Though they may have revolutionized the shipping industry, some point out that shipping containers are not particularly well-suited for housing: they are too narrow, too toxic and need structural reinforcing once you start cutting Swiss cheese-holes in them.
Despite the potential drawbacks, for some the minimalist beauty of shipping containers is the real draw. New Zealander Shane Blind created this novel micro-house out of a 20-foot shipping container that has a couple of pop-outs at its center, allowing him to get around that problem of narrowness. We go on a tour of this clever design, via Living Big In A Tiny House:
Blind and his wife use their "Pod-Tainer" as a guesthouse. Inside, you can see that the bump-outs really help to expand the space to feel more open and comfortable. Blind wanted to eliminate the need for fold-away tables and beds, as he tells Stuff.co.nz: "We wanted everything to be as it was and you didn't need to collapse anything to move around."
Instead, zones are demarcated by subtle details: the 6' by 3' bump-out that houses the sitting area is bounded by a curved carpet, while a curved half-wall with a window opening for light partitions off the bedroom.
The kitchenette has a good amount of storage, and could be equipped with a portable stove, microwave and refrigerator. There's a small dining table here that could double as a work table, or simply a place to sit and enjoy the view beyond the sliding glass doors.
Opposite the sitting area, in the other pop-out, sits the bathroom, which has a shower that even the 6-foot-tall Blind can comfortably stand up in.

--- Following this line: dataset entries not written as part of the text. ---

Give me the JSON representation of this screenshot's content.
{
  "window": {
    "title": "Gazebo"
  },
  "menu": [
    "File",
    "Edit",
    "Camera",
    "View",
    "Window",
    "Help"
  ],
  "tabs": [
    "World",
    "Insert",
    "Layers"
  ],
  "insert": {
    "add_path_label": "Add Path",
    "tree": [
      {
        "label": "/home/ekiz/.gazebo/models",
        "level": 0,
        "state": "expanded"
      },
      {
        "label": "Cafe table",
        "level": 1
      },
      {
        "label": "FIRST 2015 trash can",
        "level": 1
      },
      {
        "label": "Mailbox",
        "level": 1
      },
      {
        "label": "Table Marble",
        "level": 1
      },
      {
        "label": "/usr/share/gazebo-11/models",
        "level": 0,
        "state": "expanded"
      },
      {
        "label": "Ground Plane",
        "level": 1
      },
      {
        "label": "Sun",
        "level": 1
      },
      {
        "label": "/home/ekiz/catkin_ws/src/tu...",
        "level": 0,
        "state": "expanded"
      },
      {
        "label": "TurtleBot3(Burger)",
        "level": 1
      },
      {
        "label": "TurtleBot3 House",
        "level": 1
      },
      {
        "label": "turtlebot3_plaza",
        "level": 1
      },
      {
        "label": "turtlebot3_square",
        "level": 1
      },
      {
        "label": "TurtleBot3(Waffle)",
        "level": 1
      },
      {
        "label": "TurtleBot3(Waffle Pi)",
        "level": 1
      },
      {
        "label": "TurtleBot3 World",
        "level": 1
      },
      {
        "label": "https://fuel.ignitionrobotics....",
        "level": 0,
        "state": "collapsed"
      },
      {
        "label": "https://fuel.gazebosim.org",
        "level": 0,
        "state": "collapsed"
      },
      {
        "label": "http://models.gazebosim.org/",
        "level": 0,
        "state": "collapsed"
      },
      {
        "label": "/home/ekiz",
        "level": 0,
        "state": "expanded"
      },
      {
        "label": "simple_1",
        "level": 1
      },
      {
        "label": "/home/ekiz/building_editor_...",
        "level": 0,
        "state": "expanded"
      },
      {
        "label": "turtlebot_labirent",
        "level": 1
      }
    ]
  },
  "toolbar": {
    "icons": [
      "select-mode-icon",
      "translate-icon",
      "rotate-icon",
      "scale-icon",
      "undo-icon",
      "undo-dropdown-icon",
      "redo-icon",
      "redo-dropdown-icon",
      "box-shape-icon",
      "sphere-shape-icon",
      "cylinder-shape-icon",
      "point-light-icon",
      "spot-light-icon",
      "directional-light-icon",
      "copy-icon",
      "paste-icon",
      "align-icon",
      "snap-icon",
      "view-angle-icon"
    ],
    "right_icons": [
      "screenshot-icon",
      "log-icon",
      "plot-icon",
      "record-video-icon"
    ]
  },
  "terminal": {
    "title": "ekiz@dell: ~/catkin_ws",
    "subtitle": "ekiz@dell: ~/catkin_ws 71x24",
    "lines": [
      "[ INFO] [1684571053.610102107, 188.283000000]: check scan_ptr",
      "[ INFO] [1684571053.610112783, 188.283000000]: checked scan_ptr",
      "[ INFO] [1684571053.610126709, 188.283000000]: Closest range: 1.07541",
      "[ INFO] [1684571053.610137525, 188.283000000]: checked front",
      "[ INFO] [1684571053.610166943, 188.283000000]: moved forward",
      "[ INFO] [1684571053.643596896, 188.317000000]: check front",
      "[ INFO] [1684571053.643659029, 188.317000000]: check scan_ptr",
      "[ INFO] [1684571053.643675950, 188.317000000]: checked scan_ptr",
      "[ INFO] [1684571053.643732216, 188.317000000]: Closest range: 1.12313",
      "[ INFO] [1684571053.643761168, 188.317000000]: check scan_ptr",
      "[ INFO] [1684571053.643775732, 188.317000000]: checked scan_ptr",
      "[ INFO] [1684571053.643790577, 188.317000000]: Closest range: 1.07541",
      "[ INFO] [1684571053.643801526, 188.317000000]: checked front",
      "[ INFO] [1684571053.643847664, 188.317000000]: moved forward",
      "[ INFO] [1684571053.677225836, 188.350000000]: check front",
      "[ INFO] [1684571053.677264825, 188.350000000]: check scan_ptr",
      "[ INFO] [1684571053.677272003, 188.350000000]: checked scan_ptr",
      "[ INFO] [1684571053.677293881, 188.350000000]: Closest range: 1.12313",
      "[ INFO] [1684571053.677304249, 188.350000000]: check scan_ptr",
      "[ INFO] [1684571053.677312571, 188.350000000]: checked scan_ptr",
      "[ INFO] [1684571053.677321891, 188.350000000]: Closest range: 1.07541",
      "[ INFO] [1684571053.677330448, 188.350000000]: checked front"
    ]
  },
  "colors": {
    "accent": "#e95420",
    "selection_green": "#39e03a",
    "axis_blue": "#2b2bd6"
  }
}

It's yet another iteration of what's possible with shipping containers if one thinks outside the box, literally. The spaces here flow and integrate with one another quite nicely, and the pop-outs do certainly expand the claustrophobic gauntlet of the typical shipping container constraints into something that looks much more livable and appealing. Blind's Pod-Tainer is also surprisingly affordable: it cost him USD $20,000 to build (that's for materials and not counting two-and-a-half months of his own DIY labour). For more, visit Living Big In A Tiny House.